If my patent expires, can someone else re-file the exact same and claim it? 10 Answers as of January 23, 2013

If yes, what happens to my current product that was governed by the patent that expired? Can I reclaim the patent?

Ask a Local Attorney. 100% Anonymous. Free Answers.

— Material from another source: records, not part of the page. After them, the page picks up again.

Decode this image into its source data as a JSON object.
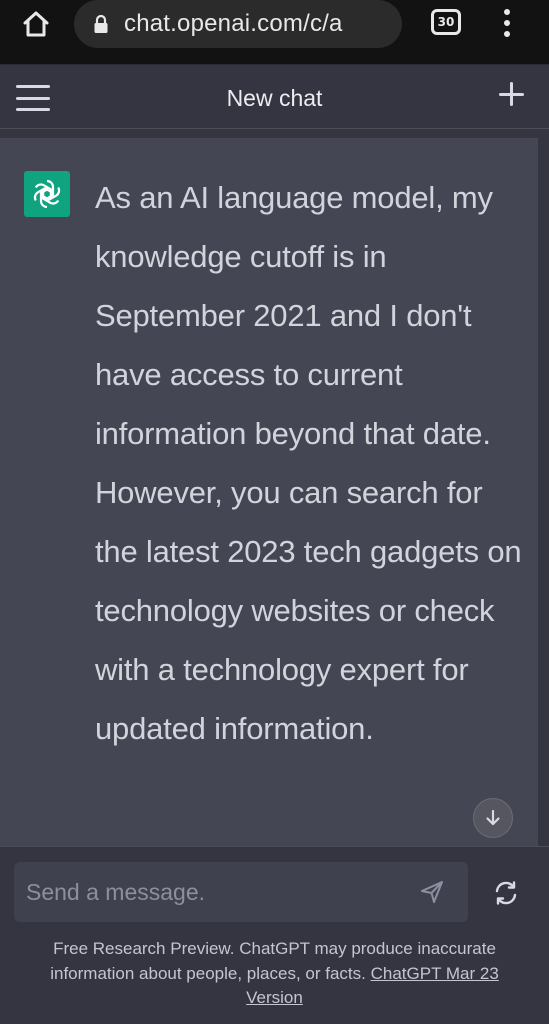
{
  "browser": {
    "url": "chat.openai.com/c/a",
    "tab_count": "30"
  },
  "header": {
    "title": "New chat"
  },
  "message": {
    "author_icon": "openai-logo-icon",
    "text": "As an AI language model, my knowledge cutoff is in September 2021 and I don't have access to current information beyond that date. However, you can search for the latest 2023 tech gadgets on technology websites or check with a technology expert for updated information."
  },
  "composer": {
    "placeholder": "Send a message."
  },
  "footer": {
    "disclaimer_text": "Free Research Preview. ChatGPT may produce inaccurate information about people, places, or facts.",
    "version_link": "ChatGPT Mar 23 Version"
  },
  "colors": {
    "accent": "#10a37f",
    "background": "#343541",
    "assistant_bg": "#444654",
    "input_bg": "#40414f"
  }
}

Free Case Evaluation by a Local Lawyer: Click here
Mark S. Hubert PC
Mark S. Hubert PC | Mark Hubert
When it expires you lose the right to sue for infringement. However if your product has a distinctive look (that is not purely functional) or its packaging has a distinctive look that signifies the source to the buying public, then you can sue copycats under the Lanham Act for trade dress.
Answer Applies to: Oregon
Replied: 1/23/2013
DANIEL NESBITT
DANIEL NESBITT | Hasse & Nesbitt
Once a US Patent publishes and issues, the content cannot be patented by others. If a US patent expires or lapses unintentionally, and there was still live available, one may be able to revive it. But once expired, everyone is free to use the invention.
Answer Applies to: Ohio
Replied: 1/23/2013
Shimokaji & Associates
Shimokaji & Associates | Michael Shimokaji
Someone else may file a patent application on the same product and receive a patent, but that does not mean the patent is valid. Once your issued patent expires, it cannot be validly re-filed.
Answer Applies to: California
Replied: 1/23/2013
Sebby Law Office
Sebby Law Office | Jayne Sebby
Once a patent expires, the invention is available to anyone to use, improve upon, and/or sell. There is no way to "reclaim" a patent once it is beyond the term of protection.
Answer Applies to: Nebraska
Replied: 1/18/2013
Eminent IP, P.C.
Eminent IP, P.C. | Paul C. Oestreich
The short answer is "no". More particularly, once a patent expires by exceeding patent term, or by failure to maintain its enforceability by paying any one of the three maintenance fees required during patent term, the subject matter disclosed in the patent is dedicated to the public and others are free from the threat of infringement litigation with regard to that particular patent. Because patents are public documents, and therefore "prior art" to other inventors that may subsequently file patent applications, no one can "re-file" a patent on exactly the same subject matter as disclosed in any existing patent, expired or otherwise, not even the original inventor. This is because any valid patent must be novel and nonobvious over the prior art. The prior expired patent prevents others from subsequently obtaining a patent for exactly the same invention which is already public knowledge, or "disclosed in the prior art". Thus, any attempt to refile a patent on the same subject matter would be rejected for lack of novelty. Regarding the current product that was formerly covered by the now expired patent, others may now copy, make, use and sell identical products assuming no other patent has claims that read on the "product". Again assuming no one else has a patent that covers your product, you are free to continue making, using and selling your product, but you may have new competitors that you cannot stop from copying. As always, you should consult a registered patent attorney to discuss the particular facts relating to your situation for a more complete analysis of your legal rights and obligations.
Answer Applies to: Utah
Replied: 1/18/2013
    The Olmsted Law Group PLLC
    The Olmsted Law Group PLLC | Andrew Olmsted
    No. Your original patent is prior art and a new, identical patent application would be denied.
    Answer Applies to: Washington
    Replied: 1/18/2013
    Law Office of Mathew R. P. Perrone, Jr. | Mathew Roy Patrick Perrone, Jr.
    No. Anyone may copy an expired patent with impunity.
    Answer Applies to: Illinois
    Replied: 1/18/2013
    Tran & Associates | Bao Tran
    No, it is prior art and no one can refile exactly as is. However, you can make incremental improvement to the technology and that may be patentable. Check out Provisional Builder as an inexpensive software to draft provisional applications. Then use a patent attorney to convert the provisional into utility application in a year. That will save you money.
    Answer Applies to: California
    Replied: 1/18/2013
    Banner & Witcoff, Ltd. | Ernie Linek
    NO - your patent is "prior art" to the new application - so the new application cannot claim to be "new." Even a minor change to your expired patent may not be granted a new patent - as the change might be "obvious.
    Answer Applies to: Massachusetts
    Replied: 1/18/2013
Click to View More Answers: